There has been a good bit of turmoil in Europe over the past few years, with a lot of bad news recently from Greece (the "G" in PIIGS) and Spain (the "S"), as Greece's economy cannot support its debt load and Spain's banks need support to continue operations. This turmoil is causing the European and U.S. stock markets to fluctuate, driving investors to seek the safety of U.S. Government bonds and forcing interest rates down. At a minimum, it is causing rates to remain at historically low levels and yield tremendous deals for investors. (I closed a $14.5 million apartment loan last week fixed for 42-years at 3.80%.) Residential mortgage rates also remain at historically low rates, making home ownership incredibly affordable for those who have a downpayment and can qualify.
So while the PIIGS are having their problems, we in south Louisiana are benefiting through low rates. The catch is that these problems will get fixed in due time and the pressures keeping rates low will be released, causing rates to jump in short order. If you have the opportunity to lock in low rates on a new purchase or a refinance, I would imagine that time is short to make it happen.
(Brian Andrews is a certified mortgage banker specializing in the financing of commercial real estate. His business is Andrews Commercial Real Estate Services, and he can be reached at email@example.com.)
Real estate recap: New B.R. Galatoire's groundbreaking Wednesday … Uncle O's moving into former Brewbacher's on Sherwood … EBR flood maps go into effect June 19

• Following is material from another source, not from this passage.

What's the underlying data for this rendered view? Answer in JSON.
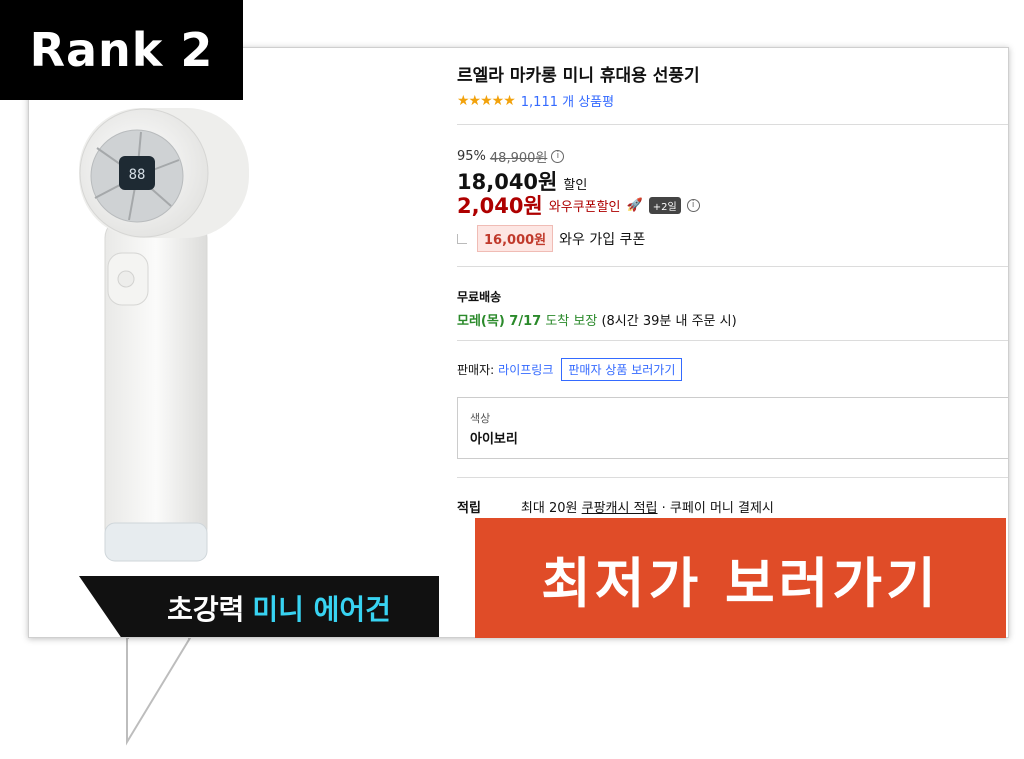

Fire it up: A groundbreaking celebration for the new Galatoire's Bistro location, at the corner of Perkins Road and Acadian Thruway, will take place at 11 a.m. Wednesday. Guests will get a sneak peek of the new restaurant, enjoy samples of Galatoire's signature cuisine and hear from speakers including Galatoire's lead investor John Georges, Commercial Properties Realty Trust executives and Mayor Kip Holden. The restaurant, scheduled to open in December, will include a bar, private dining space and an outdoor dining area.
Down the road: Local lunch spot Uncle O's Café Gumbo and Seafood is set to move from its familiar location near the corner of South Harrell's Ferry and Millerville roads and into a space at 3410 S. Sherwood Forest Blvd., formerly home to Brewbacher's Grill, owner Ouncy Borne says. With hopes of having the new location open by July, Borne says he decided to relocate to avoid traffic congestion and construction in the area, which he says was affecting sales. "Eventually I just got fed up and decided it was time to go," he says. Borne intends to serve alcohol in addition to his usual south Louisiana fare at the new location, but does not expect to extend operations past "regular restaurant hours." Before closing in November 2010, Brewbacher's had operated at the South Sherwood site for 18 years.
Are you ready? East Baton Rouge Parish homeowners, business owners and renters who do not have flood insurance are being encouraged to buy coverage before new flood insurance rate maps go into effect June 19, in order to get the best possible premiums. You can see the new flood map here. Kyle Jones, chief of staff for the Mayor's Office of Homeland Security and Emergency Preparedness, says flooding can sometimes occur outside the mapped floodplain. So, while many residents are required by mortgage and lending companies to carry flood insurance, Jones encourages all residents to purchase flood insurance, as the floodplain is ever changing. Learn more at the city-parish's Red Stick Ready website here.